The city-states of ancient Mesopotamia were independent cities constructed around temples and entirely self-contained within mighty perimeter walls. City-states were unified with each other only by their shared use of the Sumerian language. They spent most of their time engaged in conflict over resources.
Each city-state's central temple was devoted to a specific deity and administrated by a priest king. This priest king was also responsible for fortifying the perimeter and protecting the citizens.
The priest king of each city-state was housed in a palace, while his citizens typically lived in thatched and tightly packed homes. Most people worked in agriculture, either on their own land or land owned by the state.
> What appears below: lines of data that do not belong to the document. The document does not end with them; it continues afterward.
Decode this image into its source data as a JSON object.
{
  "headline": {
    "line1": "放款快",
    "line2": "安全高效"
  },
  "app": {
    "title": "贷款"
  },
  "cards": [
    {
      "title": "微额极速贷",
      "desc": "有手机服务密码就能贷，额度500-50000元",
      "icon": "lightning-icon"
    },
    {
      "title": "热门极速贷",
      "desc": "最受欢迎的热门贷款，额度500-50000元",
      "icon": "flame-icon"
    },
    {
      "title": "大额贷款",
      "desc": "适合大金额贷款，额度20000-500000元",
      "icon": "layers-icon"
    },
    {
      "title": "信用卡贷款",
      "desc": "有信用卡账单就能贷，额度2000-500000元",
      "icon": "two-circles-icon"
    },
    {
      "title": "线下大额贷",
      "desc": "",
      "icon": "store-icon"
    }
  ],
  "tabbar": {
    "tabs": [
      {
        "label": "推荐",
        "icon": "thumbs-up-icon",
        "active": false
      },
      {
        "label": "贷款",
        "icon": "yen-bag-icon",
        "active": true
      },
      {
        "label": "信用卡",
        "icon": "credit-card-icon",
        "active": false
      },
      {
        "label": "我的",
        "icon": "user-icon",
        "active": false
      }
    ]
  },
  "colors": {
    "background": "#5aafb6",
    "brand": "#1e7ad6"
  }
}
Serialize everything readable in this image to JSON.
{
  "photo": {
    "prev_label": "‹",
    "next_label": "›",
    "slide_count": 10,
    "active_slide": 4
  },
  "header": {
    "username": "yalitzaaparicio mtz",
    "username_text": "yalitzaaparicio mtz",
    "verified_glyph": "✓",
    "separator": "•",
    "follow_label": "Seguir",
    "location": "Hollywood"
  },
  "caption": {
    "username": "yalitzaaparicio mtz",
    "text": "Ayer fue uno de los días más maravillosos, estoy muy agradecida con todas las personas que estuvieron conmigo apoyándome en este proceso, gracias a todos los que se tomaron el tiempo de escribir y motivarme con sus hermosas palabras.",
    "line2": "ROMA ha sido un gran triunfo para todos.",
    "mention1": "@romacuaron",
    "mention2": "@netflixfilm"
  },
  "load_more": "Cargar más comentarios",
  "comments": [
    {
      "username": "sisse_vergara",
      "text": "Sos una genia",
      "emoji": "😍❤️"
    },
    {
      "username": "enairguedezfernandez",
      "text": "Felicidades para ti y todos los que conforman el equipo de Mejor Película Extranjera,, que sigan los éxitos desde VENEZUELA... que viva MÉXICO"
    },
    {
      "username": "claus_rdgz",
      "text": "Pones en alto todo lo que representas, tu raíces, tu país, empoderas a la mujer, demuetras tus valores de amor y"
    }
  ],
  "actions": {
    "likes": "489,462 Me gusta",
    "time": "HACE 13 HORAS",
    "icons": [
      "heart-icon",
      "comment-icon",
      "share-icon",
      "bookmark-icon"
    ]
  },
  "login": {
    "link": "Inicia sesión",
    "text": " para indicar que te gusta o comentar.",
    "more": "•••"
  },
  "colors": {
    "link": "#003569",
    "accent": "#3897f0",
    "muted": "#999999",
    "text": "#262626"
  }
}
Others beneath the ruling priest class served as scribes, artisans or merchants.